The program is expected to focus on common areas of noncompliance and will include HIPAA-covered entities as well as business associates. Phase 2 “will test the efficacy of the combination of desk reviews of policies as well as on-site reviews.”

OCR is responsible for overseeing covered entities’ compliance with the Privacy Rule, which provides federal safeguards to maintain the privacy of individuals’ protected health information. To that end, OCR has indicated that it will select 350 covered entities and 50 business associates during the next three years to conduct audits.

The increased oversight follows a report issued in September by the Department of Health and Human Services Office of Inspector General (OIG) that was critical of OCR oversight of covered entities.

In that report, the OIG found that OCR’s oversight is primarily reactive, not proactive.
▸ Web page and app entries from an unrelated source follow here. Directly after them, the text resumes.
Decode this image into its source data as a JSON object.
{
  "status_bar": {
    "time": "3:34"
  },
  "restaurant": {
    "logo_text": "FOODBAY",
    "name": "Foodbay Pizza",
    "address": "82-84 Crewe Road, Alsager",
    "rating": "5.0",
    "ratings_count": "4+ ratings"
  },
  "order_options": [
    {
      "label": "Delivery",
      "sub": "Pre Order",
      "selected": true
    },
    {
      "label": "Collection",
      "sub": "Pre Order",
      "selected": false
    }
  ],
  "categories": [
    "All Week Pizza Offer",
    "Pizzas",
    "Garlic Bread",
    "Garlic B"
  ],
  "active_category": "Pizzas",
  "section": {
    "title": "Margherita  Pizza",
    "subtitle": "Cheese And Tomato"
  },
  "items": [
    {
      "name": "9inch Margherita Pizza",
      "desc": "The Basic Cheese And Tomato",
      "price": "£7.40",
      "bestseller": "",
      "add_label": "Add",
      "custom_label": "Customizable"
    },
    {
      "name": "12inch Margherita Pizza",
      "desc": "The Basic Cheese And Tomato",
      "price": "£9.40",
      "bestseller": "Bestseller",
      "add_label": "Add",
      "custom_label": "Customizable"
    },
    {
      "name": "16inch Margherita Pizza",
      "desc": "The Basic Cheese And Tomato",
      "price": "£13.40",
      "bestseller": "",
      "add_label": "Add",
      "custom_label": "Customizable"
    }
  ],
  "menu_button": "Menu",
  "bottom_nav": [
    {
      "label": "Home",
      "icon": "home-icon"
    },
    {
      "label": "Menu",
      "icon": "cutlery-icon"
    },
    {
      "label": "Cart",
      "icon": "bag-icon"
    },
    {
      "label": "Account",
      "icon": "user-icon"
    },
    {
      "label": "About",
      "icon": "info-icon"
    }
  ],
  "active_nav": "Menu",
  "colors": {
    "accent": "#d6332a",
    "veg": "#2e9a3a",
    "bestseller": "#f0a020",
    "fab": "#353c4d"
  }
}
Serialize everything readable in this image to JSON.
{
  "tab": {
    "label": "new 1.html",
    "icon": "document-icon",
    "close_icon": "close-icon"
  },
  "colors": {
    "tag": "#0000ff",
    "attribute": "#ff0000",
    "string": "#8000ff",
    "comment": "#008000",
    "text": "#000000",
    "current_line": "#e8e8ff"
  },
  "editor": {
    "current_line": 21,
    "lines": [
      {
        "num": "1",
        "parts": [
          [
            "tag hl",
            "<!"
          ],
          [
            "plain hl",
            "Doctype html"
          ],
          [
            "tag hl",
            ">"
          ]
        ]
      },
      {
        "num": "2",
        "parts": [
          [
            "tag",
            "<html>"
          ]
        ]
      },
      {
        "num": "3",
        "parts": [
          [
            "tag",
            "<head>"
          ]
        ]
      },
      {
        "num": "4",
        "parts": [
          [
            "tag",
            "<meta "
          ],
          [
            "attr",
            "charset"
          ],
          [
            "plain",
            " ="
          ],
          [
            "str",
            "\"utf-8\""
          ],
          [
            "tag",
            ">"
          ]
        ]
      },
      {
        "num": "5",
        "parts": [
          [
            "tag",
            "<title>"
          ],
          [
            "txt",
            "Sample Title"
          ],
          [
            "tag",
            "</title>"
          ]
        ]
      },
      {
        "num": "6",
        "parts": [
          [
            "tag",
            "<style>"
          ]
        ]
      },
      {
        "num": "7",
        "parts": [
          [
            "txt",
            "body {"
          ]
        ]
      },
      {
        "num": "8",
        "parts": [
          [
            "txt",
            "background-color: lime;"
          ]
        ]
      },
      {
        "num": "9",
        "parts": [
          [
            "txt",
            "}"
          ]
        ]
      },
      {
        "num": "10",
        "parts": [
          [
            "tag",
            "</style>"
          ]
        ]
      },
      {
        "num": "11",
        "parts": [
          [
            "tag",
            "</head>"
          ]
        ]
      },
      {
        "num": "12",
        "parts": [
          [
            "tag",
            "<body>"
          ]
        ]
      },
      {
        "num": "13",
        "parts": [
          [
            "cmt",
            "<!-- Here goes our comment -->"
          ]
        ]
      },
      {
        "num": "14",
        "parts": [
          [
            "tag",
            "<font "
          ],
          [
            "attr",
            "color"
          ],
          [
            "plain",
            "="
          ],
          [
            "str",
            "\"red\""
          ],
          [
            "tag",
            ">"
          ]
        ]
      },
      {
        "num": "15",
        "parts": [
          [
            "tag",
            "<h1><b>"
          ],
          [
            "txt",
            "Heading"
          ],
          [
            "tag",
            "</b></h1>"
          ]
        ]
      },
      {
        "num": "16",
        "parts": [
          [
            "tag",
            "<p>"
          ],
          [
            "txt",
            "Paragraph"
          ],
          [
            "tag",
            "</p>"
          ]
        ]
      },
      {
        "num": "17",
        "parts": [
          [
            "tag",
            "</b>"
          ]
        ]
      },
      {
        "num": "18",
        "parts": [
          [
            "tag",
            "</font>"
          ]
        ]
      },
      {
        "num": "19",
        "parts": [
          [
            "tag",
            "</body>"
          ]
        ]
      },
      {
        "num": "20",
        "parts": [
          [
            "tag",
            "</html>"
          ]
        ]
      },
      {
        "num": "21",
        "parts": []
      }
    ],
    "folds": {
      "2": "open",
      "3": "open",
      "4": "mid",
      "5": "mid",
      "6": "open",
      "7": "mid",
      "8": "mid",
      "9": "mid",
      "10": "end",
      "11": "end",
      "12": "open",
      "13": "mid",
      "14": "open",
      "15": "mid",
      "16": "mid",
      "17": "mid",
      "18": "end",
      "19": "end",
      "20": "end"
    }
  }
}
It noted that as of September 2015, OCR had received more than 120,000 complaints regarding alleged privacy violations since the Privacy Rule went into effect in April 2003.

The report made several recommendations that OCR:

  • Fully implement a permanent audit program
  • Maintain complete documentation of corrective action
  • Develop an efficient method in its case-tracking system to search for and track covered entities
  • Develop a policy requiring OCR staff to check whether covered entities have been previously investigated
  • Continue to expand outreach and education efforts to covered entities.

OCR agreed with the OIG’s recommendations and has said it is working to improve its ability to document and track corrective actions taken by covered entities and business associates in response to an OCR investigation. It also indicated that it can now search for and track covered entities’ compliance history. OCR also will require investigators to check for prior investigations at the outset of new investigations of covered entities and business associates.

If you haven’t already done so, now is the time to begin reviewing your HIPAA policies and practices and develop a plan for working with OCR should you become the target of an audit. Collect data beforehand and keep materials to provide to auditors should it be needed. Failure to comply can lead to civil monetary penalties.

The Health Law Offices of Anthony C. Vitale can assist you in formulating a HIPAA work plan or represent your interests should you become the target of an audit.

Posted in

The Health Law Offices of Anthony C. Vitale